===== Records provided

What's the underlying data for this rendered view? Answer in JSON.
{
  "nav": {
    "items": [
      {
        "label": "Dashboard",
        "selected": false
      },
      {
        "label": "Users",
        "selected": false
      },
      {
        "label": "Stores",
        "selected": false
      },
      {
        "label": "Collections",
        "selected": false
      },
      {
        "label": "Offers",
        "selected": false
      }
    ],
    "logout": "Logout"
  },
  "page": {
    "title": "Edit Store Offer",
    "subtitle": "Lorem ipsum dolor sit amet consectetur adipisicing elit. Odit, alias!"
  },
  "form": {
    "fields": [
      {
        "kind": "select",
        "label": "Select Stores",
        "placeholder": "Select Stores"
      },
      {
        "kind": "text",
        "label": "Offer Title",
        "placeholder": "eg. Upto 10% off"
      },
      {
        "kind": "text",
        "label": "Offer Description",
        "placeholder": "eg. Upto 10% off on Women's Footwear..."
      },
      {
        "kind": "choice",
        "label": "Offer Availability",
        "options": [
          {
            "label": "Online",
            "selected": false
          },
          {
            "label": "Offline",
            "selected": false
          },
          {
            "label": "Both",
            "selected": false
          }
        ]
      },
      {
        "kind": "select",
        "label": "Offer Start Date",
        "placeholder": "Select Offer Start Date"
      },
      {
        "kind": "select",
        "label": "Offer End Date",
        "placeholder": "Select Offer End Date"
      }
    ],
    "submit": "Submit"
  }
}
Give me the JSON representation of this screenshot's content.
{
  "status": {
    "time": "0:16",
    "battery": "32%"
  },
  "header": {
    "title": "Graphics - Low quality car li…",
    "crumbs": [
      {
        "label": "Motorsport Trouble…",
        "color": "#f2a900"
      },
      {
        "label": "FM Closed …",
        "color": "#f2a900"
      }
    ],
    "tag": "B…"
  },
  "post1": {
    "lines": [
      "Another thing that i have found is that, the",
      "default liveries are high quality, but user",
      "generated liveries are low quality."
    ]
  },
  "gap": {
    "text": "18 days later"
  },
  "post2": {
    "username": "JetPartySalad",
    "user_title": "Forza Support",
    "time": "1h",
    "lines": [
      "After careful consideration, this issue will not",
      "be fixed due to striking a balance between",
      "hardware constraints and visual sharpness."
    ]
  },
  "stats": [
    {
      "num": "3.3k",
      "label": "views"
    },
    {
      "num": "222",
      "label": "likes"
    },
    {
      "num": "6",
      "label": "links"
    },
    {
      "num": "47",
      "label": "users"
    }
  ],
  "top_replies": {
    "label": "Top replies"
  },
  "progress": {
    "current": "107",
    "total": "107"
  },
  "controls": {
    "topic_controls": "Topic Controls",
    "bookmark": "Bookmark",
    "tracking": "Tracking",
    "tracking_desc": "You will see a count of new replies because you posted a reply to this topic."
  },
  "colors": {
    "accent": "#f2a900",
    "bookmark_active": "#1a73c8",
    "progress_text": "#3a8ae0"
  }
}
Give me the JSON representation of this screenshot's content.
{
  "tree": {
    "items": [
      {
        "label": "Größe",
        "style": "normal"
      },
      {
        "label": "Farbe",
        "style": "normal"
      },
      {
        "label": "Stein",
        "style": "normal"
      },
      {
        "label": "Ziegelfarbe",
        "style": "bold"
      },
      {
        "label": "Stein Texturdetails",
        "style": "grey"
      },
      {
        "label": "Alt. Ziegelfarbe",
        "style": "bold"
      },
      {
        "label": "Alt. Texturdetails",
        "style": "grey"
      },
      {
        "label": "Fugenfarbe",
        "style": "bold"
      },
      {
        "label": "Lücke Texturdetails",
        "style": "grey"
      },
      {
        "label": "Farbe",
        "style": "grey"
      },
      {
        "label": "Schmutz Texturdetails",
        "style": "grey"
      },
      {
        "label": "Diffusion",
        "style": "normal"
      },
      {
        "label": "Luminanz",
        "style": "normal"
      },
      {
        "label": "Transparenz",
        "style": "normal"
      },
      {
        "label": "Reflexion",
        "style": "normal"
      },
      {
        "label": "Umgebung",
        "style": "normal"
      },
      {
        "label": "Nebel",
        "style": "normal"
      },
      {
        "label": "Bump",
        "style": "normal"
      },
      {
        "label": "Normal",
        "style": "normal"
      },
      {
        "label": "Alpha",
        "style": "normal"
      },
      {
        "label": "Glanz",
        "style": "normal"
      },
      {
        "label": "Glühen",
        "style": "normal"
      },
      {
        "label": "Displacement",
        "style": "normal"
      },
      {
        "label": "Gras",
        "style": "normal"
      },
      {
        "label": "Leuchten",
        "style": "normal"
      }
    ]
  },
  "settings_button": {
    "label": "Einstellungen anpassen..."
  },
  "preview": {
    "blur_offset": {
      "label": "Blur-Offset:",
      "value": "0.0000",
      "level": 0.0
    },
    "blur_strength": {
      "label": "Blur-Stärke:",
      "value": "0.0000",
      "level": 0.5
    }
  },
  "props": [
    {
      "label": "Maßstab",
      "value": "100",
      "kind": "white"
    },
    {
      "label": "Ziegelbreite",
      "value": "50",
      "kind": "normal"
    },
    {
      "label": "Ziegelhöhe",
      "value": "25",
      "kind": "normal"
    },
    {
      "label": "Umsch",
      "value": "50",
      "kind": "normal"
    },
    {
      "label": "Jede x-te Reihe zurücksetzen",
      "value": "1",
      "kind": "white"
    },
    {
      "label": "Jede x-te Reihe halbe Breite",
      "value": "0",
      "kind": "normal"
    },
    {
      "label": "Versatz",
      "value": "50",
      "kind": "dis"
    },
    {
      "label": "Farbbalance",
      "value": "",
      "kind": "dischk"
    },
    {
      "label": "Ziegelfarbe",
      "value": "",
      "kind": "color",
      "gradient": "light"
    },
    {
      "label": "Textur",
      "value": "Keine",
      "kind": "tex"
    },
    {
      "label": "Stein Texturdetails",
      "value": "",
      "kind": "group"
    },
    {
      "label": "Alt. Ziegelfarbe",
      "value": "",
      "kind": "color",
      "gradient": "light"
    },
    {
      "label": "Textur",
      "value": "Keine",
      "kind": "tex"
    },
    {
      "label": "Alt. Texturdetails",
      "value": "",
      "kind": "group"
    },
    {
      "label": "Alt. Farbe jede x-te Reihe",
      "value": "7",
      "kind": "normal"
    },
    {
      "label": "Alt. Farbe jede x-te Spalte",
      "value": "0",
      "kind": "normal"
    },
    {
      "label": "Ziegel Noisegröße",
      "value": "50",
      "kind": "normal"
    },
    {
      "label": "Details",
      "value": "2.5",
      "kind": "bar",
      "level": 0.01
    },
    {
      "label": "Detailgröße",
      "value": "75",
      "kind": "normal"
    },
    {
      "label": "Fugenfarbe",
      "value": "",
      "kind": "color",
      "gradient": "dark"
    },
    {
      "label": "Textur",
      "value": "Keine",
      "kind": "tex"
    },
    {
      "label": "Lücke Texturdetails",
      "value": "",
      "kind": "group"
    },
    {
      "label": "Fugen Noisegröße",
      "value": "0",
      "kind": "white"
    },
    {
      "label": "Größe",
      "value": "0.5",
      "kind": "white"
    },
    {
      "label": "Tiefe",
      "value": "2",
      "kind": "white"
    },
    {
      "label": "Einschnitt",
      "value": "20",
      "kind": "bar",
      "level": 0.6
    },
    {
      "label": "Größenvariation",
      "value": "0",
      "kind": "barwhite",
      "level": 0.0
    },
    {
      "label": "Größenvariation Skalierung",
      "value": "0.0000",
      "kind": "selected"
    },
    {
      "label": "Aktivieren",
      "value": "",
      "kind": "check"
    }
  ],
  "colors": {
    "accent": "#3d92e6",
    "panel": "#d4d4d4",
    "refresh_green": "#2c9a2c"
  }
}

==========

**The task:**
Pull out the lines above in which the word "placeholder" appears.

**Solution to the problem:**
        "placeholder": "Select Stores"
        "placeholder": "eg. Upto 10% off"
        "placeholder": "eg. Upto 10% off on Women's Footwear..."
        "placeholder": "Select Offer Start Date"
        "placeholder": "Select Offer End Date"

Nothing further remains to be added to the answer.